  9. 9.
    Kozlov PV, Burdygina GI. The structure and properties of solid gelatin and the principles of their modification. Polymer. 1983;24:651–66.CrossRefGoogle Scholar
  10. 10.
    Langmaier F, Mladek M, Mokrejs P, Kolomaznik K. Hydrogels of collagen hydrolysate cross-linked with dialdehyde starch. J Therm Anal Calorim. 2009. doi: 10.1007/s10973-009-0175-4.
  11. 11.
    Langmaier F, Mokrejs P, Kolomaznik K, Mladek M. Plasticizing collagen hydrolysate with glycerol and low-molecular poly(ethylene glycols). Thermochim Acta. 2008;469:52–8.CrossRefGoogle Scholar
  12. 12.
    Einerson NJ, Stevens KR, Kao WJ. Synthesis and physicochemical analysis of gelatin-based hydrogels for drug carrier matrices.

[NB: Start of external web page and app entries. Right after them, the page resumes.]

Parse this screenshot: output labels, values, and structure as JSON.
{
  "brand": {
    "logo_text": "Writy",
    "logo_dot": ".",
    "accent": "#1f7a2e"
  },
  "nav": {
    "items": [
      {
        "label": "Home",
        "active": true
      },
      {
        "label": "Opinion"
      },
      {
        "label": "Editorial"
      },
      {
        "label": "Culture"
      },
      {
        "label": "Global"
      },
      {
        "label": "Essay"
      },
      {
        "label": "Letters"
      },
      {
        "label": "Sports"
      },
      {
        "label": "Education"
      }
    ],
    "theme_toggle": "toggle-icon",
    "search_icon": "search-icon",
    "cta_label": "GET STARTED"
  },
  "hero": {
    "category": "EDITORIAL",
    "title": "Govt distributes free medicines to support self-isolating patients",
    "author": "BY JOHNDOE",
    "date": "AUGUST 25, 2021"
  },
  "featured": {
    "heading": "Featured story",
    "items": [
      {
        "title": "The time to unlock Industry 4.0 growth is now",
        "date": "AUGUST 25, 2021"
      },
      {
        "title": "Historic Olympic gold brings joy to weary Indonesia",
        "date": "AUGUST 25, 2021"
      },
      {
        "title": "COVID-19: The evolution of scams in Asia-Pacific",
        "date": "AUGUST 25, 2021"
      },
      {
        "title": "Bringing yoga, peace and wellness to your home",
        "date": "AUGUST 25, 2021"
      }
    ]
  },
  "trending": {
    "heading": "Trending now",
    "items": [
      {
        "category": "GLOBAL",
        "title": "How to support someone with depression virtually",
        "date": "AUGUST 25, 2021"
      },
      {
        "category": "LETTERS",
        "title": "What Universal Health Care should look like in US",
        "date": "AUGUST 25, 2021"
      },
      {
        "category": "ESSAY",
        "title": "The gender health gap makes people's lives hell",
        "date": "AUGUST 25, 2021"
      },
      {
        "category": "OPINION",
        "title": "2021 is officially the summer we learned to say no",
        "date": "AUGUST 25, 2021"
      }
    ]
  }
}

Biomaterials. 2003;24:509–23.CrossRefGoogle Scholar
  13. 13.
    Dixon JW, Massey FJ. Introduction to statistical analysis. 3rd ed. New York: McGraw-Hill; 1969.Google Scholar
  14. 14.
    Stange K. Angewandte statistic, Teil 2: Mehrdimensionale Probleme. Heidelberg: Springer Verlag; 1971.Google Scholar

Copyright information

© Akadémiai Kiadó, Budapest, Hungary 2009

Authors and Affiliations

  1. 1.Faculty of Technology, Institute of Polymer EngineeringTomas Bata UniversityZlínThe Czech Republic

Personalised recommendations